Road closure savings are a dead end
Wednesday 11th September 2013, 4:00PM BST.
AS OF yesterday, there were 23 roads closed across the island.
For anyone driving in the island it will seem like many more as a seemingly endless series of diversions meanders past the latest holes dug in roads.
A 15-minute journey can quite easily become a tedious cross-island odyssey of traffic jams and one-way routes down country lanes.
It is no surprise then that anyone sucked into a black hole of no entries should want someone, anyone, to pay for their misery of missed appointments and wasted time.
Environment, who frequently bear the brunt of public dissatisfaction with roadworks, agrees and is thinking of charging those who close roads.
But who exactly are these dastardly characters? Unfortunately, it’s mostly us, the public. Almost half of the current closures are by States bodies such as Public Services or semi-States such as Guernsey Electricity.

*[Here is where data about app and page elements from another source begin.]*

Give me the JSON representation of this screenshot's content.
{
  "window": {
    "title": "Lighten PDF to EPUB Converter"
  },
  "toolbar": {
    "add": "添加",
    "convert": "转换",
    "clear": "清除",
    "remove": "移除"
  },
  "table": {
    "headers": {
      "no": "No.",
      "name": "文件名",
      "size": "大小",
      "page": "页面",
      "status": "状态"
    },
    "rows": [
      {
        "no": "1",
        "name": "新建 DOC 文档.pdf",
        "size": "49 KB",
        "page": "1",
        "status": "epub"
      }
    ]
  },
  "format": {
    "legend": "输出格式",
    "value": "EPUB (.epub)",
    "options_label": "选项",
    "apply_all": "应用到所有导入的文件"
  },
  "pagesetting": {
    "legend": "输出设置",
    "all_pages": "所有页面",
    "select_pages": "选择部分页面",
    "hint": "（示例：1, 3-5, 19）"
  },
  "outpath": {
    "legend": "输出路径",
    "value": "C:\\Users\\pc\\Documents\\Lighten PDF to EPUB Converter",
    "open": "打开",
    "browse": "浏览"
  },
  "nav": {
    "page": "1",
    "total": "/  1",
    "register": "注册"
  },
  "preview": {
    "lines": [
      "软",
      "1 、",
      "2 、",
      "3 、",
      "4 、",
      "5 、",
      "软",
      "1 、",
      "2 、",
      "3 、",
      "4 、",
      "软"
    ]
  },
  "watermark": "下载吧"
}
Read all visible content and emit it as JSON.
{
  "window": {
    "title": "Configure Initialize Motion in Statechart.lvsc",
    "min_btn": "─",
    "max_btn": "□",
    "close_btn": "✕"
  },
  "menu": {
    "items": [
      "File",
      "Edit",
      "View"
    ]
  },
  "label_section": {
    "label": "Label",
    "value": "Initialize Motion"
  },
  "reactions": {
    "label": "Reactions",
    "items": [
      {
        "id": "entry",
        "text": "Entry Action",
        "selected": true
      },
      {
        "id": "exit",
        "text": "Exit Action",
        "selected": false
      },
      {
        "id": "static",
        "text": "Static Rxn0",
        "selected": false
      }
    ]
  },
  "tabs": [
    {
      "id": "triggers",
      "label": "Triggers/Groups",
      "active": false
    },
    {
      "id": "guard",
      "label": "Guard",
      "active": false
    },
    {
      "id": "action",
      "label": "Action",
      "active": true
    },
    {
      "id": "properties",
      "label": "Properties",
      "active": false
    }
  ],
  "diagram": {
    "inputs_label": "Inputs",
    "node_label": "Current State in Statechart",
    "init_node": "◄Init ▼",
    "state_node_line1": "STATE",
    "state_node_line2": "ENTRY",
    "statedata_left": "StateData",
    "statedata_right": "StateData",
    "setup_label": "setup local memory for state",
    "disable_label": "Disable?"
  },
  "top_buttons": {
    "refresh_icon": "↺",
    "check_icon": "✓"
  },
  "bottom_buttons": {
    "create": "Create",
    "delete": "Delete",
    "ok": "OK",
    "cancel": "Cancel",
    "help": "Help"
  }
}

Charging them is like moving your wallet from one pocket to the other.
Of the others, four are for telecoms companies – and there are no prizes for guessing who will foot that bill – and nine are what might be termed private closures.
At least with the latter selection of builders, scaffolders and tree surgeons there is an element of ‘user pays’ but even there the work is often for bodies such as the Housing Association.
So, if it is not to save large amounts of money, what is the point of the charges? Is this just another stealth tax where the taxpayer pays twice for the same service rather than see government make genuine cuts?
To have any merit the idea should be promoted as an incentive scheme not a money-maker.
Rather than a simple one-off charge Environment could charge per day of closure and encourage contractors to work that little bit faster and even, heaven forbid, combine works rather than close the same road every six months.
There could be penalty charges for short-notice closures (not including emergencies) and works which go over deadline. And it could be scaled so that artery roads cost more to close, again prompting agencies to work together.
It may not save taxpayers any money, but it could save road users plenty of frustration.